The descriptions follow a standard format (modified as necessary to apply to the non-gilled species)—cap, gills, stalk, spores, habitat, and edibility, followed by commentary that addresses things like recognition of similar species and uncertainty in the application of names. Like the rest of the book, the descriptions and comments are written clearly and they reflect the current state of knowledge about relationships and usage of names. The species names do not include the authorities.
Common names are given where they are in general use and, although synonyms are not routinely listed, “other names” are given in some cases. Each of the featured species is illustrated with a color photograph, most of them about 3 to 3.5 inches wide.
Many of the photos are good to excellent and show the features necessary for identification purposes such as the hymenium, stalk base, and staining. However, some are of lesser technical quality (mediocre lighting or color rendition, etc.) and/or fail to show necessary features such as the volvas of several of the amanitas. In addition, I was disappointed to see the authors use a number of European photographs to illustrate western North American mushrooms. Although in the text they commendably make the point that there are problems, or at least uncertainty, using European names for many of our fungi, they inexplicably use European photographs for species such as Amanita pantherinoides, Amanita phalloides, Gyromitra esculenta, and Xylaria hypoxylon, for which Californian photos should have been readily obtainable.
In a couple of cases, the photos appear to not represent the species being described or the species as it occurs in the West. For instance, the one meant to portray Lichenomphalia umbelliferum sure looks to be a xeromphalina. One of the more distinctive mushrooms in the southwestern US is our unnamed version of the European Caesar’s mushroom (Amanita caesarea). Here it is described (admittedly with some qualification) as Amanita jacksonii (an eastern North American species) and a photograph from North Carolina (showing A. jacksonii) is used rather than one from Arizona or New Mexico, even though our western mushroom looks rather different from the eastern species.
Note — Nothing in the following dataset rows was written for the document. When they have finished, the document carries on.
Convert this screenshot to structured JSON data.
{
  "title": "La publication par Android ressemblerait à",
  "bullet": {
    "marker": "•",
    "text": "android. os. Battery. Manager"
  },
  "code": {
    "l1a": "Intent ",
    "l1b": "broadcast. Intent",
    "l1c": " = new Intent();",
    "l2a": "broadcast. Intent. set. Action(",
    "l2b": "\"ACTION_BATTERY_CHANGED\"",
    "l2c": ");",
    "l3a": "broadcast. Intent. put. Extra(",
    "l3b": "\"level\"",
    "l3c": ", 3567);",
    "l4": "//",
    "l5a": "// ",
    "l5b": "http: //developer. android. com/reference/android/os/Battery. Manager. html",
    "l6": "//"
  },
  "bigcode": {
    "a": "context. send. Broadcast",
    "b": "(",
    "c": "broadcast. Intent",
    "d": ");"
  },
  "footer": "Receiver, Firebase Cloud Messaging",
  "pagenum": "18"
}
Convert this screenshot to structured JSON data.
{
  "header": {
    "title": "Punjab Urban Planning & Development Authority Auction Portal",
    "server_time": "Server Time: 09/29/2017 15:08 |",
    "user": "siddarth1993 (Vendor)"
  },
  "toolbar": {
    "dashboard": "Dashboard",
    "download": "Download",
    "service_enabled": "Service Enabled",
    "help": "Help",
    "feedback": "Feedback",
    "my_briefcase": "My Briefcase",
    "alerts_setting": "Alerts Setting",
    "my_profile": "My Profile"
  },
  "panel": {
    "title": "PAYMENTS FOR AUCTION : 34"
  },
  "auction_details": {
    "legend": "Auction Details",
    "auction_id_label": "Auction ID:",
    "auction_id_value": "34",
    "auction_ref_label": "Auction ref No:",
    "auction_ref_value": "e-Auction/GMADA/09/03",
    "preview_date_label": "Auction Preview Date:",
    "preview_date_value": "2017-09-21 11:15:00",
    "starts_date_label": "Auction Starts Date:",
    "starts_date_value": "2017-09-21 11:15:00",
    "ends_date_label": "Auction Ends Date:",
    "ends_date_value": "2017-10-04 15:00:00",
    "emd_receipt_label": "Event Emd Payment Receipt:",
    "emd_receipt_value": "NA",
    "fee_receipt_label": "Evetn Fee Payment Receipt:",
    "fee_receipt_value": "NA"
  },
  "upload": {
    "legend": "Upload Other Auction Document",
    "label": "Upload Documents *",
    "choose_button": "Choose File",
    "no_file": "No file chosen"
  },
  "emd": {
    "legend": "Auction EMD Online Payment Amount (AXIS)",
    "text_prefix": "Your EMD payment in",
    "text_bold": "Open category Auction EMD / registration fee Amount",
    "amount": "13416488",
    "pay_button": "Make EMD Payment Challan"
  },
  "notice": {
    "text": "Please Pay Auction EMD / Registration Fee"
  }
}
The keys to species are short, to the point, and seem to work well enough. One just needs to keep in mind that, for most genera, the species included in the book represent only a small fraction of those you might find and so the “answer” you reach in the key might well not be the correct one for your mushroom.
Quibbles aside, the book is well written, reasonably priced (the paper version at least), and should be a useful addition to the field guide collections of western mushroom hunters, particularly those in California.
Review by Steve Trudell.
This book review appeared in the March-April 2014 issue of The Mycophile.